### [What is being asked]
Pull every line with "часть" from the entries below.
Entries provided section start
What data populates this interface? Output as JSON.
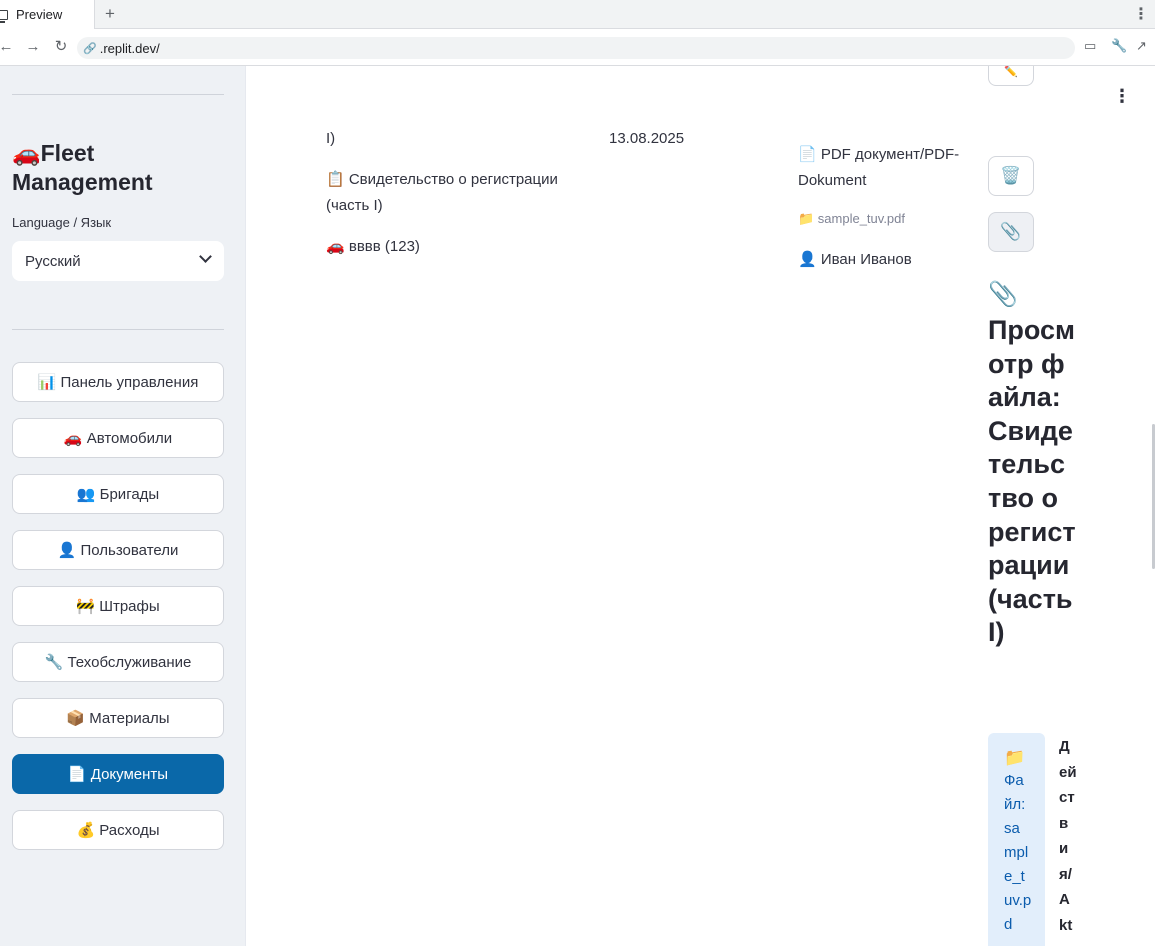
{
  "browser": {
    "tab_title": "Preview",
    "new_tab": "+",
    "url": ".replit.dev/"
  },
  "sidebar": {
    "app_title": "🚗Fleet Management",
    "language_label": "Language / Язык",
    "language_value": "Русский",
    "nav_items": [
      {
        "label": "📊 Панель управления"
      },
      {
        "label": "🚗 Автомобили"
      },
      {
        "label": "👥 Бригады"
      },
      {
        "label": "👤 Пользователи"
      },
      {
        "label": "🚧 Штрафы"
      },
      {
        "label": "🔧 Техобслуживание"
      },
      {
        "label": "📦 Материалы"
      },
      {
        "label": "📄 Документы",
        "active": true
      },
      {
        "label": "💰 Расходы"
      }
    ]
  },
  "document": {
    "title_fragment": "I)",
    "date": "13.08.2025",
    "type": "📋 Свидетельство о регистрации (часть I)",
    "vehicle": "🚗 вввв (123)",
    "format": "📄 PDF документ/PDF-Dokument",
    "file_name": "📁 sample_tuv.pdf",
    "owner": "👤 Иван Иванов"
  },
  "actions": {
    "edit_icon": "pencil-icon",
    "delete_icon": "🗑️",
    "attach_icon": "📎"
  },
  "preview": {
    "icon": "📎",
    "heading": "Просмотр файла: Свидетельство о регистрации (часть I)",
    "file_box_icon": "📁",
    "file_box_text": "Файл: sample_tuv.pd",
    "actions_label": "Действия/Akt"
  }
}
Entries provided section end
### [Written answer]
    "type": "📋 Свидетельство о регистрации (часть I)",
    "heading": "Просмотр файла: Свидетельство о регистрации (часть I)",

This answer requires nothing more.